Then, Brown returned to Augusta to help his mother care for his sick father. He ended up staying for five months and then, after his father passed away, he stayed even longer.
“I made a commitment to stay with my mom for a year, but then everything started happening for me professionally in Augusta which was a complete surprise to me,” he said. “I started working with the ballet, the Augusta Players, the opera and then I produced my own show in Augusta called ‘From Mozart to Motown.’”
Brown had never produced a show before, so he learned by trial and error. “From Mozart to Motown” sold out five shows at the Imperial Theatre and, after four years, things were going well. Then, after four years of quiet, “The Lion King” called again.
“Well, from 2001-2005, I didn’t hear a peep from them. I mean, nothing, which was very unusual because every couple of months or every couple of weeks they were calling and having me come into audition,” he said. “And then out of the blue in July of 2005, they called and told my agent, ‘We’ve got to see Russell tomorrow.’ And I was like, ‘I can’t be there tomorrow. I’m in Georgia.’”
Several days later, Brown made it to New York for the audition.
“They sang me, they danced me, they read me, and an hour and a half later, they offered me the job and told me I needed to be there in nine days,” he laughed. “Craziest thing ever. And that was 11 years ago.”
Yes, that’s right. Brown has been on Broadway and touring with “The Lion King” for 11 years. He is a bass in the singing ensemble and an understudy for the role of Mufasa. Brown estimates that he’s been on stage as Mufasa about 350 times.
Working in the show of his dreams and traveling the world while doing it sounds like a pretty sweet gig, but Brown has taken the opportunity his work has afforded him to develop his other passion: working with children.
Wherever he happens to be, Brown offers his time to local school systems and presents students with a program he developed called Project Inspire.

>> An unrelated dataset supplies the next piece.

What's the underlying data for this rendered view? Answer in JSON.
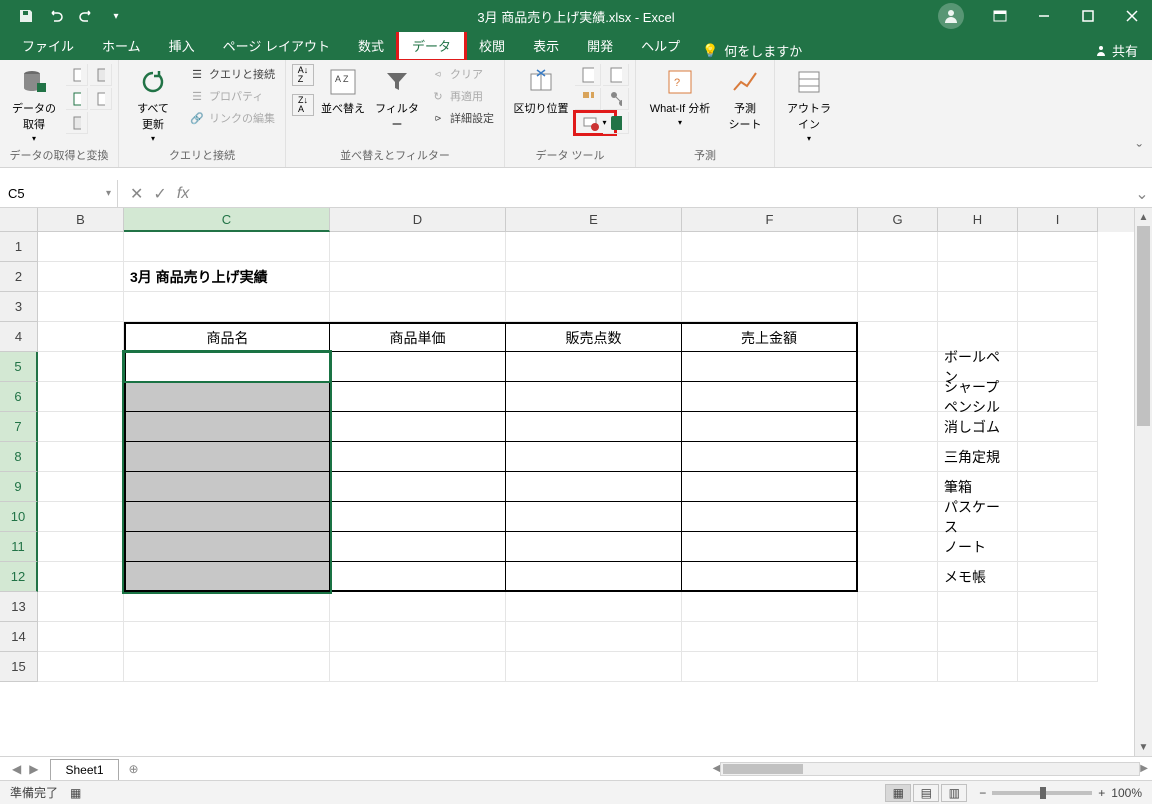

“I am trying to inspire the kids to go for their goals, strive for excellence and explore creativity so I talk to them about the life lessons I’ve learned in the theatre, but also I talk to them about never accepting anything other than what you really want,” he explained. “I, of course, link it to my trajectory in the theatre, but I explain to them that it doesn’t matter what career you decided on, it’s going to require you striving for excellence and exploring creativity.”
Project Inspire has been so successful that Brown feels like this type of work may be his future once his career in the theatre has run its course.
“It’s part of the way that I think of my life: You were given a lot. Okay, now that you’ve utilized and maximized the things that you were given, you’re supposed to reach back and do the same,” he said. “And, yes, I could do that in New York, and, yes, I could do that as I travel around, and I do, but I want to come back and impact my community and impact the place where I grew up because I know it’s possible there and I know the talent is there and I know that what I bring to the table is something that a lot of people can’t bring. So if I don’t bring it, it won’t be there.”
Brown recently bought a house in Augusta, and he said he’s looking forward to being back in Augusta, both for this weekend, when he’ll receive his award from the board of the Augusta City Classic, and in the years to come.
“I’m gratified that I can come home, but that also while home that people are recognizing what I’m doing out in the world and honoring the relationship that we continue to have at home,” he said. “I was blown away, first of all, that they would honor me. It feels so good that they would honor me and it’s a great organization that does so much. I’m excited, and I’m excited that I can come back home and be part of the festivities.”